Exception handling, PL-SQL Programming

Exception handling

In the PL/SQL, a warning or error condition is known as an exception. The Exceptions can be internally defined (by the run-time system) or user defined. The Examples of internally defined exceptions involve division by zero and out of memory. Some familiar internal exceptions have predefined names, like ZERO_DIVIDE and STORAGE_ERROR.

You can define exceptions of your own in the declarative part of any PL/SQL subprogram, block, or package. For illustration, you might define an exception namely the insufficient_funds to flag overdrawn bank accounts. Dissimilar internal exceptions, user-defined exceptions should be given names.

Whenever errors occur, an exception is raised. That is, the normal execution stops and control transfers to the exception-handling section of your PL/SQL subprogram or block. The Internal exceptions are raised implicitly (automatically) by the run-time system. The User-defined exceptions should be raised explicitly by the RAISE statements that can also raise the predefined exceptions.

To handle the raised exceptions, you write individual routines known as the exception handlers.

Later an exception handler runs, the present block stops executing and the enclosing block resumes with the next statement. If there is no enclosing block, the control returns to the host atmosphere.

In the illustration below, you compute and store a price-to-earnings ratio for a company with ticker symbol XYZ. The predefined exception ZERO_DIVIDE is raised whenever the company has zero earnings. This stops general execution of the block and transfers control to the exception handlers. The elective OTHERS handler catches all the exceptions which the block does not name explicitly.

DECLARE

pe_ratio NUMBER(3,1);

BEGIN

SELECT price / earnings INTO pe_ratio FROM stocks

WHERE symbol = 'XYZ'; -- might cause division-by-zero error

INSERT INTO stats (symbol, ratio) VALUES ('XYZ', pe_ratio);

COMMIT;

EXCEPTION -- exception handlers begin

WHEN ZERO_DIVIDE THEN -- handles 'division by zero' error

INSERT INTO stats (symbol, ratio) VALUES ('XYZ', NULL);

COMMIT;

...

WHEN OTHERS THEN -- handles all other errors

ROLLBACK;

END; -- exception handlers and block end here

The last illustration describes an exception handling, which is not the effective use of INSERT statements. For illustration, an enhanced way to do the insert is as shown:

INSERT INTO stats (symbol, ratio)

SELECT symbol, DECODE(earnings, 0, NULL, price / earnings)

FROM stocks WHERE symbol = 'XYZ';

Posted Date: 10/5/2012 5:04:12 AM | Location : United States







Related Discussions:- Exception handling, Assignment Help, Ask Question on Exception handling, Get Answer, Expert's Help, Exception handling Discussions

Write discussion on Exception handling
Your posts are moderated
Related Questions
Naming Conventions The similar naming conventions apply to all PL/SQL program items and units including the variables, cursors, constants, cursor variables, procedures, exception

Using Invoker Rights: By default, the stored procedure executes with the privileges of its definer, not its invoker.

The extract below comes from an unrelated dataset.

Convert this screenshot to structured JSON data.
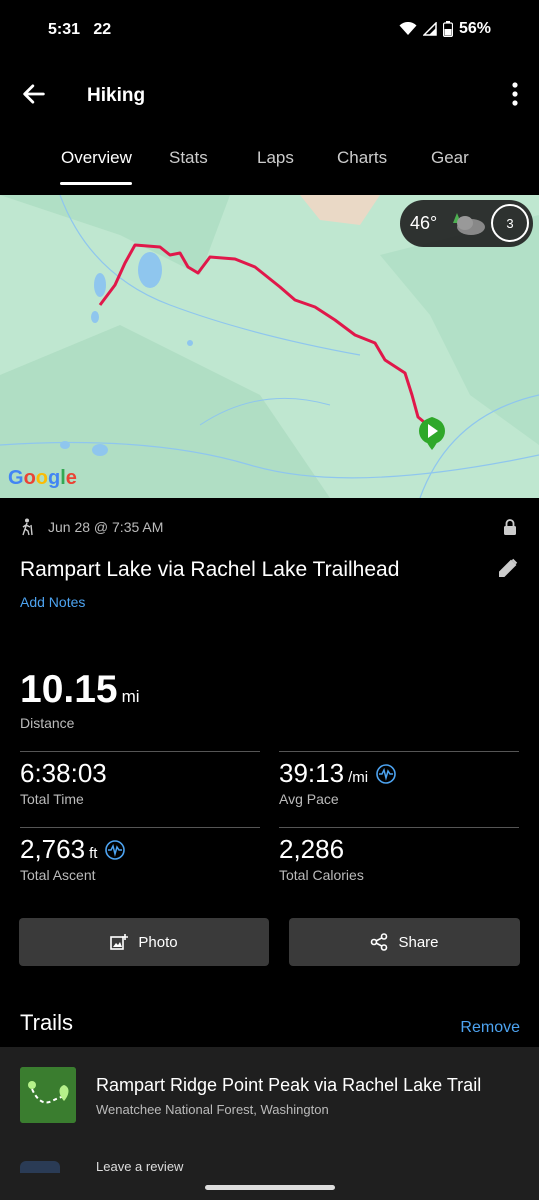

These procedures are bound to the schema in which they inh

Pass the nulls to a dynamic SQL: Passing Nulls: Assume that you want to pass the nulls to a dynamic SQL statement. For illustration, you may write the EXECUTE IMMEDIATE

Literature review

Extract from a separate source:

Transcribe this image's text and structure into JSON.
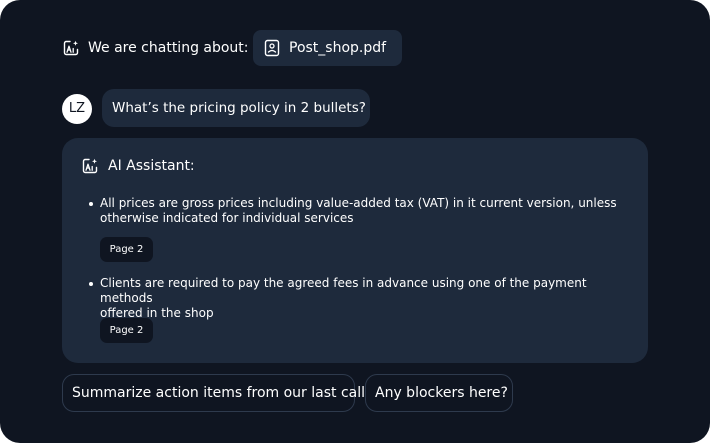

WHILE-LOOP The WHILE-LOOP statement relates a condition with the series of statements enclosed by the keywords LOOP and END LOOP, as shown: WHILE condition LOOP sequence_of_sta

Cause of Indeterminacy in SQL One root cause of indeterminacy in SQL lies in its implementation of comparison for equality. For certain system-defined types it is possible for

Example of Table Literal - SQL Example: A Table Literal (correct version) VALUES ('S1', 'C1', 'Anne'), ('S1', 'C2', 'Anne'), ('S2', 'C1', 'Boris'), ('S3', 'C3'

OPEN-FOR Statement The OPEN-FOR statements execute the multi-row query related with a cursor variable. It also allocates the resources used by the Oracle to process the query a

Write a stored procedure that accepts the post code in which the customer resides as the input parameter. The procedure should then use an explicit cursor to display comprehensive

Parameter and Keyword Description: cursor_variable_name: This identifies a cursor variable or the parameter formerly declared within the present scope. host_cursor_va